## Exercise aim
Repeat nothing but the line containing "Enumerate this screenshot's" and the lines that follow it, up to and including the last line of the data below.

## Data provided

%%

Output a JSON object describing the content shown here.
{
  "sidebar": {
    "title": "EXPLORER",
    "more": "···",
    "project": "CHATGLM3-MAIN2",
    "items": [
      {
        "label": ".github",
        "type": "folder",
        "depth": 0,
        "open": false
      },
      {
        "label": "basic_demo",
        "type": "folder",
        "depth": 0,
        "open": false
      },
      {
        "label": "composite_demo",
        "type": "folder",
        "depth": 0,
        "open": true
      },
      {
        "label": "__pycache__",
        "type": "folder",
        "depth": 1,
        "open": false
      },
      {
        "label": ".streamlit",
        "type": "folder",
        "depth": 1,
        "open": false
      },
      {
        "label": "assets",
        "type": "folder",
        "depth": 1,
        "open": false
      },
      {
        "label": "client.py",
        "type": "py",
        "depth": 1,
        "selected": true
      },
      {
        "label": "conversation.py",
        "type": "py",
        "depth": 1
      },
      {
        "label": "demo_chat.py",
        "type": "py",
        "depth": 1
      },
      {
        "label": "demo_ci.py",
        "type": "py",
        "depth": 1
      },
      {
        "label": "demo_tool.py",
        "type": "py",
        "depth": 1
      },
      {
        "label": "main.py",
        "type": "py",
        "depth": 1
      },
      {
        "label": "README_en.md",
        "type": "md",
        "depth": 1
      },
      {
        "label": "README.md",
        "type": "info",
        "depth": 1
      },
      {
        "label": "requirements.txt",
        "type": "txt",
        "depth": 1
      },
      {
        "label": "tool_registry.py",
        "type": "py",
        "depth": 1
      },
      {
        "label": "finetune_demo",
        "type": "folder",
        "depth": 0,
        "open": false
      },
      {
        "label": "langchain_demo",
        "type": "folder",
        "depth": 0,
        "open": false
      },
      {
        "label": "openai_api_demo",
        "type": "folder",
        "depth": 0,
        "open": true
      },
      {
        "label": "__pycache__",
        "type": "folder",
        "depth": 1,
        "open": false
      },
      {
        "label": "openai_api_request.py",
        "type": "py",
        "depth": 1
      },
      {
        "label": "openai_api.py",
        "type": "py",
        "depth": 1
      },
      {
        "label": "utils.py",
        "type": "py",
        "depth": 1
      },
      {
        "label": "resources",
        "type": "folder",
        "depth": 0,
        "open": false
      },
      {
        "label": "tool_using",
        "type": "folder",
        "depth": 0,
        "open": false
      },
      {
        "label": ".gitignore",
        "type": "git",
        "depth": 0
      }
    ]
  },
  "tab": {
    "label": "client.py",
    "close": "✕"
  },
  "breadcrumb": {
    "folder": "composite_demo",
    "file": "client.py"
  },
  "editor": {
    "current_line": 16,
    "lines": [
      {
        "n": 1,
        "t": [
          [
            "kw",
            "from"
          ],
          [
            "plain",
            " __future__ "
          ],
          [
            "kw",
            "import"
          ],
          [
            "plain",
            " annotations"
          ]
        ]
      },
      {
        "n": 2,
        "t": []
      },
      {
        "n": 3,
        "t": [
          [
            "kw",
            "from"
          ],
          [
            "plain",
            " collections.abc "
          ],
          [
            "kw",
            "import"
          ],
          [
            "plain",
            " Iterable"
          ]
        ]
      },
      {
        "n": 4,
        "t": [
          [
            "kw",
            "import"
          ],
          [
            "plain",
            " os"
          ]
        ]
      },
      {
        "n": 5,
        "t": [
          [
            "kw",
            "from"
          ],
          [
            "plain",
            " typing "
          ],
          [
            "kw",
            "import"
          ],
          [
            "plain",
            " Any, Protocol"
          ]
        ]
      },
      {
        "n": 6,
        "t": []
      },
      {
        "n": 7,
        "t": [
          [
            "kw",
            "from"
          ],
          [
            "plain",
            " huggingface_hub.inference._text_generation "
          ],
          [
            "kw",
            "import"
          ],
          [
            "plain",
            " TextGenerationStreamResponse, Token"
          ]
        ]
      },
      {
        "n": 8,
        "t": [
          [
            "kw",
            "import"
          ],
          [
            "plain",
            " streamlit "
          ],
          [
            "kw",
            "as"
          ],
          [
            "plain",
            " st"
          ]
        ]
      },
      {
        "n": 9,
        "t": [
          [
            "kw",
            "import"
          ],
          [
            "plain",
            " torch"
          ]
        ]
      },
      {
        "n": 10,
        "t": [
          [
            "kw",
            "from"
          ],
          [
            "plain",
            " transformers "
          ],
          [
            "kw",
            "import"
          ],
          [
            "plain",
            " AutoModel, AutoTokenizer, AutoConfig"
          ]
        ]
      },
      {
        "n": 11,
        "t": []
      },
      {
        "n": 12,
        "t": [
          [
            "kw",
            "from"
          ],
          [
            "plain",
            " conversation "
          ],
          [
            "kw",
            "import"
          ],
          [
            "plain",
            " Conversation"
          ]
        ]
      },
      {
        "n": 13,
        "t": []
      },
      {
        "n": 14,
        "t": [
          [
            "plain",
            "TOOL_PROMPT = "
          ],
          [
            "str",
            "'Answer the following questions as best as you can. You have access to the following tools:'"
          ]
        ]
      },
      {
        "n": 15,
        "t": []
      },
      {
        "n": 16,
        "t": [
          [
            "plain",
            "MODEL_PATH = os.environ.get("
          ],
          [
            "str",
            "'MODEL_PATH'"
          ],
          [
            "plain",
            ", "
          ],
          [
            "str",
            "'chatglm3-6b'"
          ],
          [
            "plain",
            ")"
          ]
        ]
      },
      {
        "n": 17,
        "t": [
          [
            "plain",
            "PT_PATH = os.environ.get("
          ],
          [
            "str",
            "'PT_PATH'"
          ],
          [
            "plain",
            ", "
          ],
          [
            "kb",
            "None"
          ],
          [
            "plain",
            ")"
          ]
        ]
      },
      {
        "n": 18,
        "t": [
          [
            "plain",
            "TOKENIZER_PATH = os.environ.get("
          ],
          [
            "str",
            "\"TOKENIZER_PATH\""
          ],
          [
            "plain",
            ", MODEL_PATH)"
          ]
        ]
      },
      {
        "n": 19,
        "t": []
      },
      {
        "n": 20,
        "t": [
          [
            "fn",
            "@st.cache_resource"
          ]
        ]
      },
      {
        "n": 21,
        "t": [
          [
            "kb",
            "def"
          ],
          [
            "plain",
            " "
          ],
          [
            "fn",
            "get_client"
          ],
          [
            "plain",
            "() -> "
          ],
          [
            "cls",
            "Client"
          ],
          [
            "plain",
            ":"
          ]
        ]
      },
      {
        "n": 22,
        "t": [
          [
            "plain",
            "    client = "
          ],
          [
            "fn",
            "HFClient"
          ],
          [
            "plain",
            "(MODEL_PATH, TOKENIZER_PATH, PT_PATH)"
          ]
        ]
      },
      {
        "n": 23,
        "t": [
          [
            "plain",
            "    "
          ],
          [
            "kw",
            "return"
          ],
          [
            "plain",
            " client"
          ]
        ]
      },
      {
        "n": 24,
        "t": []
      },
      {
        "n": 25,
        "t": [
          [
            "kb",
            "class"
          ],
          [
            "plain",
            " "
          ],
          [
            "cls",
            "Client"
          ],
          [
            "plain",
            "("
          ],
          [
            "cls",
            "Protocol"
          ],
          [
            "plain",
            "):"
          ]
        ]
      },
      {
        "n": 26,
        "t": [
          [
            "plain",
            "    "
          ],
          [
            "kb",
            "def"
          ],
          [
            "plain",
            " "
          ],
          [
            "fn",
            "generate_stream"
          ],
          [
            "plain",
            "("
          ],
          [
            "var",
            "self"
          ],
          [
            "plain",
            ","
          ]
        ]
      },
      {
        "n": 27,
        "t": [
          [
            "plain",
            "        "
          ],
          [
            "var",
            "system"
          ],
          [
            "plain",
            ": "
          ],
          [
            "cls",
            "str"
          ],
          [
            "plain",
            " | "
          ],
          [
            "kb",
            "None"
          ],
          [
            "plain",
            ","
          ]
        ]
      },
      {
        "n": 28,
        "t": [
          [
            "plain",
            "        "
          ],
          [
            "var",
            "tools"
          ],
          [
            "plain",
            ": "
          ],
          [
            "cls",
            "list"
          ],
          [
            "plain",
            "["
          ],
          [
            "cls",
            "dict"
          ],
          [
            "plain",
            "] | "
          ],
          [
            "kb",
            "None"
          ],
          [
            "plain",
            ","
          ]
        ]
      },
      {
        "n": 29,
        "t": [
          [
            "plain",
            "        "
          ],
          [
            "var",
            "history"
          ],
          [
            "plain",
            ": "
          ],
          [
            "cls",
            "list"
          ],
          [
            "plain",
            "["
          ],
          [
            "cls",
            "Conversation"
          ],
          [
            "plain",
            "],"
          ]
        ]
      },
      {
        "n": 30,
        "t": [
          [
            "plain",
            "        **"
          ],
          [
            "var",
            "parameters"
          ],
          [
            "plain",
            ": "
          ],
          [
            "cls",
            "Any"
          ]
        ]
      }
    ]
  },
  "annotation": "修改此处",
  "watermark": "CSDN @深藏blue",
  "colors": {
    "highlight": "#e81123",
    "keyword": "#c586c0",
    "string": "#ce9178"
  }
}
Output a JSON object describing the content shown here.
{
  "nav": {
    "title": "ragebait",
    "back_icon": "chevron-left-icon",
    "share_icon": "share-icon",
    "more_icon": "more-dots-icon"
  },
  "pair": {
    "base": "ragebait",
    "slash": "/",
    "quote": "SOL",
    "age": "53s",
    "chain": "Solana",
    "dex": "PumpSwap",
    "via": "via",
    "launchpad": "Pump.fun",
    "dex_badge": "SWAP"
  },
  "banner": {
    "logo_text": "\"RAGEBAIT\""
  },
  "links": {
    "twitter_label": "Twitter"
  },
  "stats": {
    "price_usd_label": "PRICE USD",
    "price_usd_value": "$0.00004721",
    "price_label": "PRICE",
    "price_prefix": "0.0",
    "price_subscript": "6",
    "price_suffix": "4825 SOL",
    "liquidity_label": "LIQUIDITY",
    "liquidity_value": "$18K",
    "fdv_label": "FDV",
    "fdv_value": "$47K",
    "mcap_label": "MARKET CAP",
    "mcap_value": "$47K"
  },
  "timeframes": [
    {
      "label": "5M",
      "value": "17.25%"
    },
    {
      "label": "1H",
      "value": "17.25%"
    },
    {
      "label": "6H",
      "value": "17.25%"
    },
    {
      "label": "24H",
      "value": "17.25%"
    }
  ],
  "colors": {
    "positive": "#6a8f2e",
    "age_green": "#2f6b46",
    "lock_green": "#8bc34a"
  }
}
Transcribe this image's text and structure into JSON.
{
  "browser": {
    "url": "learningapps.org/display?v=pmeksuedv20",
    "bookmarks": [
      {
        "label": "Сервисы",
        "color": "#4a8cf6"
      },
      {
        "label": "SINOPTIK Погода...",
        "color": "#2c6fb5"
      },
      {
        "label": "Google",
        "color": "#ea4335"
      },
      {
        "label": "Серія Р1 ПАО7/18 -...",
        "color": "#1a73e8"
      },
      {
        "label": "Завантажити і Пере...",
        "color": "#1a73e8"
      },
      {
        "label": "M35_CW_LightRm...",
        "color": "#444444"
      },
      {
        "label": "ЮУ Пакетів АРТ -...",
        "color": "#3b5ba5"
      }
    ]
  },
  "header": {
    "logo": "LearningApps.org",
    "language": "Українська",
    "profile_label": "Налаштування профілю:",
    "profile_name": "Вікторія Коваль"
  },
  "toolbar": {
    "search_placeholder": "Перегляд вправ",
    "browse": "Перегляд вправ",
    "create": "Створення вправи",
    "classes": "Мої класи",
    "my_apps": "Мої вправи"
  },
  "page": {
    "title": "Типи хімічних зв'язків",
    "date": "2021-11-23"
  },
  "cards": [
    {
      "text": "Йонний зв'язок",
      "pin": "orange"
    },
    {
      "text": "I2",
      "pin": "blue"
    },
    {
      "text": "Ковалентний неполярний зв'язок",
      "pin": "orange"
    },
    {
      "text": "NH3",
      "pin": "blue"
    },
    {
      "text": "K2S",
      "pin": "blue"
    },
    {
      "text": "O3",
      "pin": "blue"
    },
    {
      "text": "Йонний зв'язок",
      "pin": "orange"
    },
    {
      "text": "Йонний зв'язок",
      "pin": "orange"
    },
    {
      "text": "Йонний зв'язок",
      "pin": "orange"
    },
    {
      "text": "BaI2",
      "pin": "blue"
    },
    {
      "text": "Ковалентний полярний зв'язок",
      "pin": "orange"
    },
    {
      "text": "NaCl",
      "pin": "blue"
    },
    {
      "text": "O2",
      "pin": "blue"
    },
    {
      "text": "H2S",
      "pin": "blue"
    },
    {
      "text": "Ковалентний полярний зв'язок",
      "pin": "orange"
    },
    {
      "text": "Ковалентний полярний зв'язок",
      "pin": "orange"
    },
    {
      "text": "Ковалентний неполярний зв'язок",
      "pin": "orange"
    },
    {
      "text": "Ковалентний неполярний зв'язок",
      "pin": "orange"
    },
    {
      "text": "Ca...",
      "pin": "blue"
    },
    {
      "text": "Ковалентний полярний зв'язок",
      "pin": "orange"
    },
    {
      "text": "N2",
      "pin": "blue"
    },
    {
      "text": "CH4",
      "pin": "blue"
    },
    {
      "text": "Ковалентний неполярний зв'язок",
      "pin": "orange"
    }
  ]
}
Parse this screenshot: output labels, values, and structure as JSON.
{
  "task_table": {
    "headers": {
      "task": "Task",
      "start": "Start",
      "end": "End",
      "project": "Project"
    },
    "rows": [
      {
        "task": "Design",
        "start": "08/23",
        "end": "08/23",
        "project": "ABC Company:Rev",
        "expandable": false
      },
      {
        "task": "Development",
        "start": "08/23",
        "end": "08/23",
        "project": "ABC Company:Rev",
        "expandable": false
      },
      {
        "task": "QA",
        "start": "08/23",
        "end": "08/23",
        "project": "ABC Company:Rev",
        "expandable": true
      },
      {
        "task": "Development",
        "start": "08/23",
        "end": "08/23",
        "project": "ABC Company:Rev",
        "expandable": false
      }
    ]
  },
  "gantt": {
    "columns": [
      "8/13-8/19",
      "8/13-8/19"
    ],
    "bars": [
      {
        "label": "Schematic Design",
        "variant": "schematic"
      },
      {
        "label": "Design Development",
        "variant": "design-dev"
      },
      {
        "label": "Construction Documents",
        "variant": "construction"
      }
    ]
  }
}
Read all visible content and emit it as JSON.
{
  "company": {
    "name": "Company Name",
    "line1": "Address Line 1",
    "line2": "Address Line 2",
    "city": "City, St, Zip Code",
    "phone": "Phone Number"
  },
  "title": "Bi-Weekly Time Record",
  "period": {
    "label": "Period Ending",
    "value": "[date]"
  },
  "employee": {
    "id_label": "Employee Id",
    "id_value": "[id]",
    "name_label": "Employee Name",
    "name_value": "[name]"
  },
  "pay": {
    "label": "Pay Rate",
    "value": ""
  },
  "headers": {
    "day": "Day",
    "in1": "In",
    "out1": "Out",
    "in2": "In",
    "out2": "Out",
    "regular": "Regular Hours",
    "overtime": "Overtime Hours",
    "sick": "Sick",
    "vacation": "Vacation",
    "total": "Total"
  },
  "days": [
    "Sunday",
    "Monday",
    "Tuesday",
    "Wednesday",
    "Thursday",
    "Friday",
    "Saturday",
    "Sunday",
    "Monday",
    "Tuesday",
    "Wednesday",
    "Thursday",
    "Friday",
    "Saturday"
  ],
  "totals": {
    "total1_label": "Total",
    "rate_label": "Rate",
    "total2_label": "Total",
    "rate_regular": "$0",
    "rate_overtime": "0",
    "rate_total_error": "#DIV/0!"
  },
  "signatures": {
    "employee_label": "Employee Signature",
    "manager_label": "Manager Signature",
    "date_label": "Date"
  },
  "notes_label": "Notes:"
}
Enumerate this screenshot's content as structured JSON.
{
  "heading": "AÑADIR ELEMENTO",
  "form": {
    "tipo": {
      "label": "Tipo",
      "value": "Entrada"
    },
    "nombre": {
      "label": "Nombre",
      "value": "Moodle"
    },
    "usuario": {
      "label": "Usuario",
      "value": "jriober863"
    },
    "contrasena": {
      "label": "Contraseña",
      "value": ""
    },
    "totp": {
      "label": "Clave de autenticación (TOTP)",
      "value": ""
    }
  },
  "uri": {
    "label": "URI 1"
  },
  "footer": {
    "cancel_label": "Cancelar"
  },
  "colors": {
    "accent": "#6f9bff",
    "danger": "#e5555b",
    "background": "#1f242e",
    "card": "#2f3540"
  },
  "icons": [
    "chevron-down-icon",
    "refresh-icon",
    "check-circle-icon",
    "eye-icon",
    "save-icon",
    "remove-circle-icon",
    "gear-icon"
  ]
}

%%

## Exercise answer
Enumerate this screenshot's content as structured JSON.
{
  "heading": "AÑADIR ELEMENTO",
  "form": {
    "tipo": {
      "label": "Tipo",
      "value": "Entrada"
    },
    "nombre": {
      "label": "Nombre",
      "value": "Moodle"
    },
    "usuario": {
      "label": "Usuario",
      "value": "jriober863"
    },
    "contrasena": {
      "label": "Contraseña",
      "value": ""
    },
    "totp": {
      "label": "Clave de autenticación (TOTP)",
      "value": ""
    }
  },
  "uri": {
    "label": "URI 1"
  },
  "footer": {
    "cancel_label": "Cancelar"
  },
  "colors": {
    "accent": "#6f9bff",
    "danger": "#e5555b",
    "background": "#1f242e",
    "card": "#2f3540"
  },
  "icons": [
    "chevron-down-icon",
    "refresh-icon",
    "check-circle-icon",
    "eye-icon",
    "save-icon",
    "remove-circle-icon",
    "gear-icon"
  ]
}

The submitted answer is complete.